In the Name of God, the Most Merciful, the Most Compassionate
In today's Chicago Tribune, reporter Ron Grossman wrote an interesting article about the intersection between religion and politics throughout history, and it was quite fascinating. He spoke about Henry IV, Orthodox Jews, Mormons, and other religious groups that have changed their religious positions due to political considerations.
I guess to be "fair," he spoke about the Prophet Muhammad (pbuh). He wrote that: "Islam's founder made a couple of theological U-turns as well. Seeing himself as a prophet in the Old Testament tradition, Muhammad instructed his followers to direct their prayers toward Jerusalem. But the Jews of Arabia rejected his teaching, and Muhammad revised that spiritual compass -- and Muslims now face Mecca during prayer."

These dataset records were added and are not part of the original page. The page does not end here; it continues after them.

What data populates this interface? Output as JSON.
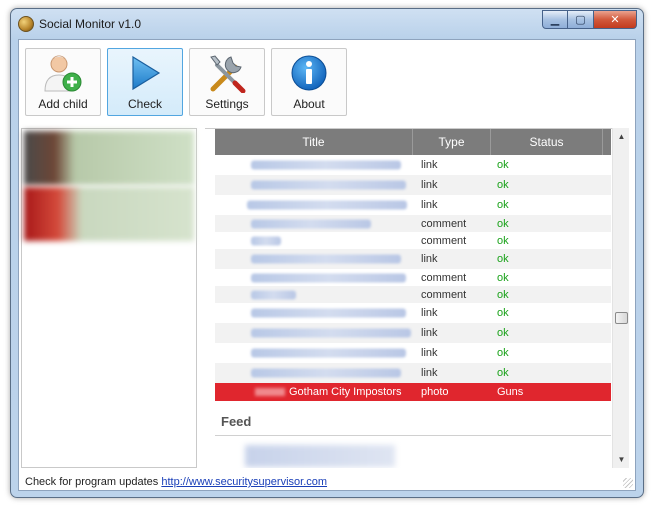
{
  "window": {
    "title": "Social Monitor v1.0",
    "min_glyph": "▁",
    "max_glyph": "▢",
    "close_glyph": "✕"
  },
  "toolbar": {
    "buttons": [
      {
        "label": "Add child",
        "icon": "add-user-icon"
      },
      {
        "label": "Check",
        "icon": "play-icon"
      },
      {
        "label": "Settings",
        "icon": "tools-icon"
      },
      {
        "label": "About",
        "icon": "info-icon"
      }
    ]
  },
  "table": {
    "headers": {
      "title": "Title",
      "type": "Type",
      "status": "Status"
    },
    "rows": [
      {
        "type": "link",
        "status": "ok"
      },
      {
        "type": "link",
        "status": "ok"
      },
      {
        "type": "link",
        "status": "ok"
      },
      {
        "type": "comment",
        "status": "ok"
      },
      {
        "type": "comment",
        "status": "ok"
      },
      {
        "type": "link",
        "status": "ok"
      },
      {
        "type": "comment",
        "status": "ok"
      },
      {
        "type": "comment",
        "status": "ok"
      },
      {
        "type": "link",
        "status": "ok"
      },
      {
        "type": "link",
        "status": "ok"
      },
      {
        "type": "link",
        "status": "ok"
      },
      {
        "type": "link",
        "status": "ok"
      }
    ],
    "flagged_row": {
      "title": "Gotham City Impostors",
      "type": "photo",
      "status": "Guns"
    }
  },
  "feed": {
    "title": "Feed"
  },
  "footer": {
    "text": "Check for program updates ",
    "link": "http://www.securitysupervisor.com"
  },
  "colors": {
    "ok": "#1aa21a",
    "flag_bg": "#e0262e",
    "header_bg": "#7c7c7c",
    "active_button": "#52a6e0"
  }
}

Quite an interesting observation...but inaccurate in its implication. Indeed, the first direction of prayer, or qiblah, was Jerusalem. Yet, in the Prophet's heart, he desired that the direction of prayer be Mecca, being the city of Abraham, and that the Prophet (pbuh) was sent to revive the religion of Abraham. The Prophet, in fact, used to pray in Mecca toward Jerusalem, with the Ka'bah in between him and the Holy Land. God acknowledged this feeling in the Qur'an:
We see the turning of your face to the sky; so We will turn you to a direction of prayer that you will find pleasing. (2:144)
So, after he emigrated to Medinah, the qiblah was changed from Jerusalem to Mecca:
Turn your face to the sacred mosque: wherever you are, turn your faces in its direction. Those to whom the scripture has been given will know that this is the truth from their Lord. And God is not heedless of what they do. (2:144)
On the surface, it would seem that the changing of the direction of prayer was a reaction of the Jews' rejection of the Prophet Muhammad (pbuh). In fact, they mocked him when the command to change the qiblah was revealed, and the Qur'an responds to this mockery:
Ignorant people will say, "What has turned them from the direction of prayer to which they were accustomed?" Say, "To God belong the East and the West: God guides to a straight path whomever God wills. (2:142)
Yet, as can be seen, the change of the qiblah was a commandment by God, not a petty reaction to the rejection of the Jews of Medinah. In fact, God says that He changed the qiblah to test the faith of the Prophet's followers:
And We only established the direction of prayer to which you had been accustomed that We might know those who follow the messenger from those who turn back on their heels. (2:143)
Furthermore, God advises the believers not to heed the mockery of those who do not believe:
Wherever you set out from, turn your face toward the direction of the sacred mosque; and wherever you are, turn your faces in the direction, that the people have no cause of dispute against you, except those of them who have gone wrong. So do not fear them, but fear Me, that I may complete My favor to you, and that you may accept guidance. (2:150)
In addition, Mr. Grossman made another assertion about the Prophet (pbuh): "Muhammad preached that there is only one God. But Mecca, Muhammad's birthplace, had long enjoyed the economic fruits of a pilgrim trade that brought polytheists to worship at the Kaaba. Muhammad seems to have come to similar political-theological conclusions as Henry IV. So as the price of being a prophet honored in his hometown, some historians say, Muhammad allowed the Meccans to continue to host Muslim pilgrims to a one-time polytheistic shrine, theologically refitted in Islamic dress."
Again, interesting, but completely inaccurate. Mecca was the city in which the Prophet Abraham (pbuh) left his wife and infant son (the plain of Paran in the Bible). It is the place where he and his son Ishamel (pbut) later built the Ka'bah, the shrine to which Muslims face for prayer and walk around during the Hajj. The Ka'bah was originally built to honor the One God of all. Over time, however, the people forgot the monotheism of Abraham (pbuh) and later infused the holy shrine with over 360 idols. One of the central missions of the Prophet Muhammad (pbuh) was to cleanse Mecca, the city of Abraham, from idol worship. He was sent to revive the monotheism of Abraham (pbuh).
The pilgrimage to Mecca was a tradition long established by Abraham (pbuh) to honor God. The Prophet (pbuh) did not allow the Meccans to continue hosting pilgrims as a "price of being a prophet honored in his hometown." He did it to fulfill the commandment of God.
In fact, the Prophet Muhammad (pbuh) was never honored in his hometown; on the contrary, he was forcibly expelled from his beloved Mecca, only to return almost a decade later as conquerer when the Meccans broke the Treaty of Hudaybiyah. Jesus Christ (pbuh) talked about this, that a prophet is never honored in his hometown: "A prophet is not without honor, but in his own country, and among his own kin, and in his own house." (Mark 6:4)
So, none of what the Prophet Muhammad (pbuh) did was a reaction to temporary political or social circumstances, but rather, fulfillment of the commands of God. Our Prophet (pbuh) took religion much more seriously than that. Our Prophet (pbuh) was not Henry IV.